Multicolored and Multilingual

When we talk of colors, we can’t help but be multilingual. Our world tour of exotic color names continues on through Italy, England, Greece, and Iran. Let’s take a pictorial tour of these colorful cultures, in search of an exotic blue metamorphic rock that yields a bright pigment when crushed.


by Brian J. Geiger.

Magenta is named in honor of the town in northern Italy where the bloodlike purplish red dye was discovered.



by ho visto nina volare.

Siena is named in honor of the city in Tuscany where a school of art flourished in the 13th and 14th centuries. Burnt siena is a deep reddish-brown pigment.

Egia siena


by cbmd.

Scarlet is a Middle English word originally meaning any brightly colored fabric. Today it exclusively refers to brilliant red.

Scarlett O'Hara


by Anyhoo.

Ochre derives from the Greek word for “yellow.” Today, this earthy pigment refers to a pale brownish-yellow. Burnt ochre is a dark yellow-brown.

Light Ochre


by anticline.

Ultramarine is of medieval Latin origin, meaning “beyond the sea.” The word refers to the exotic origin of lapis lazuli, the source of a deep blue pigment.



by Hamed Saber.

Azure derives from the Persian word for lapis lazuli, “lazward.” Azure is a bright blue.



Craig ConleyAbout the Guest Author, Craig Conley
Craig is an independent scholar and author of dozens of strange and unusual books, including a unicorn field guide and a dictionary of magic words.
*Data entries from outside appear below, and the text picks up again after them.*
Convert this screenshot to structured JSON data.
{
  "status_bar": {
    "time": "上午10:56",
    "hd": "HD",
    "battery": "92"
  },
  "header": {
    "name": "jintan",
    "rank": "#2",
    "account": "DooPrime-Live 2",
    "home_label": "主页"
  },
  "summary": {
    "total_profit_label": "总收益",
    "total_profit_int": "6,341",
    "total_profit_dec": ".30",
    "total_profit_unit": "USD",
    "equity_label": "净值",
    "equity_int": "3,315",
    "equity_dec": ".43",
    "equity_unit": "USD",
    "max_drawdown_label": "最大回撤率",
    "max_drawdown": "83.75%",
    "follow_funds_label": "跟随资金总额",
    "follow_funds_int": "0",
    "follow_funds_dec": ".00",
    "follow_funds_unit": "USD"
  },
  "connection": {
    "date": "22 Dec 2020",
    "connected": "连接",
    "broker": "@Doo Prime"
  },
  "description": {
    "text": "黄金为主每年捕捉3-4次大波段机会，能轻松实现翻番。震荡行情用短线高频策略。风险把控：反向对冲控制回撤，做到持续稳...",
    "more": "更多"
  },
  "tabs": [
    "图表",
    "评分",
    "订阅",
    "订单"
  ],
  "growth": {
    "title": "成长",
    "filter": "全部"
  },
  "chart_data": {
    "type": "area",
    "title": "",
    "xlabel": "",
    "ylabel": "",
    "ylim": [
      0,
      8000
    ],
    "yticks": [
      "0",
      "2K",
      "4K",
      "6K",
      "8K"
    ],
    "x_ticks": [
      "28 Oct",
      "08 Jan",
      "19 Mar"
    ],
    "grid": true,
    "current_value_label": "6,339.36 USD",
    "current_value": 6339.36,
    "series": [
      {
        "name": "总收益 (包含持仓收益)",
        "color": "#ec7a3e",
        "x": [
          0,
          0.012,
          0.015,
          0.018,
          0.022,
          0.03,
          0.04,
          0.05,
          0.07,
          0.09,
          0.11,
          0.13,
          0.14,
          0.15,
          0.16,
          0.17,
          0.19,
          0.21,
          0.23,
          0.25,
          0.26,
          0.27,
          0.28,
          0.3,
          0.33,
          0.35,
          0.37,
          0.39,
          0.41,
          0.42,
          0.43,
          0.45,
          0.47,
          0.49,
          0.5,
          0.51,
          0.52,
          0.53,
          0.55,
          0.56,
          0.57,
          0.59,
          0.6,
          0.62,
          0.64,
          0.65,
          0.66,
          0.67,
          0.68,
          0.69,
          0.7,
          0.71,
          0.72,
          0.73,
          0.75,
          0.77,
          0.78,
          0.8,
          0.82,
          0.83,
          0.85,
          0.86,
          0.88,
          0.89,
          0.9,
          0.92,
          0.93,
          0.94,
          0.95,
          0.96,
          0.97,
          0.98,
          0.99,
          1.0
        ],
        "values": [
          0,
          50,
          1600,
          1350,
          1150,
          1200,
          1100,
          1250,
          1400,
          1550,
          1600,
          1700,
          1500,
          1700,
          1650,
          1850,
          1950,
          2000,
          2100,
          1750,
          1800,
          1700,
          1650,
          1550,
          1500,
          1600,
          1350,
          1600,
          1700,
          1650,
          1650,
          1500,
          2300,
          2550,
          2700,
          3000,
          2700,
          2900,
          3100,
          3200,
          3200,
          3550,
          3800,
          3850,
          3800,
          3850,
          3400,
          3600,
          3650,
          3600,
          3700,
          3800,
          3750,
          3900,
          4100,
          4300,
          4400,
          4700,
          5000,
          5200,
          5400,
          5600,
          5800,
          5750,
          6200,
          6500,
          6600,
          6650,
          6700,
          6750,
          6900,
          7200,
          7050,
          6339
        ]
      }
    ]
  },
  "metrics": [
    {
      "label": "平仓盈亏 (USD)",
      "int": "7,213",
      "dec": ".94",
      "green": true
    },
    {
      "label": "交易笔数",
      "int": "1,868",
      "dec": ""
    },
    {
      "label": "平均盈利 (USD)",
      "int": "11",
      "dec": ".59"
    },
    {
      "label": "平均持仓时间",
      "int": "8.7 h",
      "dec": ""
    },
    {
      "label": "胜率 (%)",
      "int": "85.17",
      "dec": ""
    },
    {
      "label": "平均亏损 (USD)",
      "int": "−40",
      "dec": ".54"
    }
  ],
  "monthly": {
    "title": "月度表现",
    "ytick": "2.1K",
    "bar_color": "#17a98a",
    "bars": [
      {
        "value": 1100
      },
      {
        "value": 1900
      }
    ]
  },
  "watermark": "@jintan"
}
He also loves color: Prof. Oddfellow

Author: Prof. Oddfellow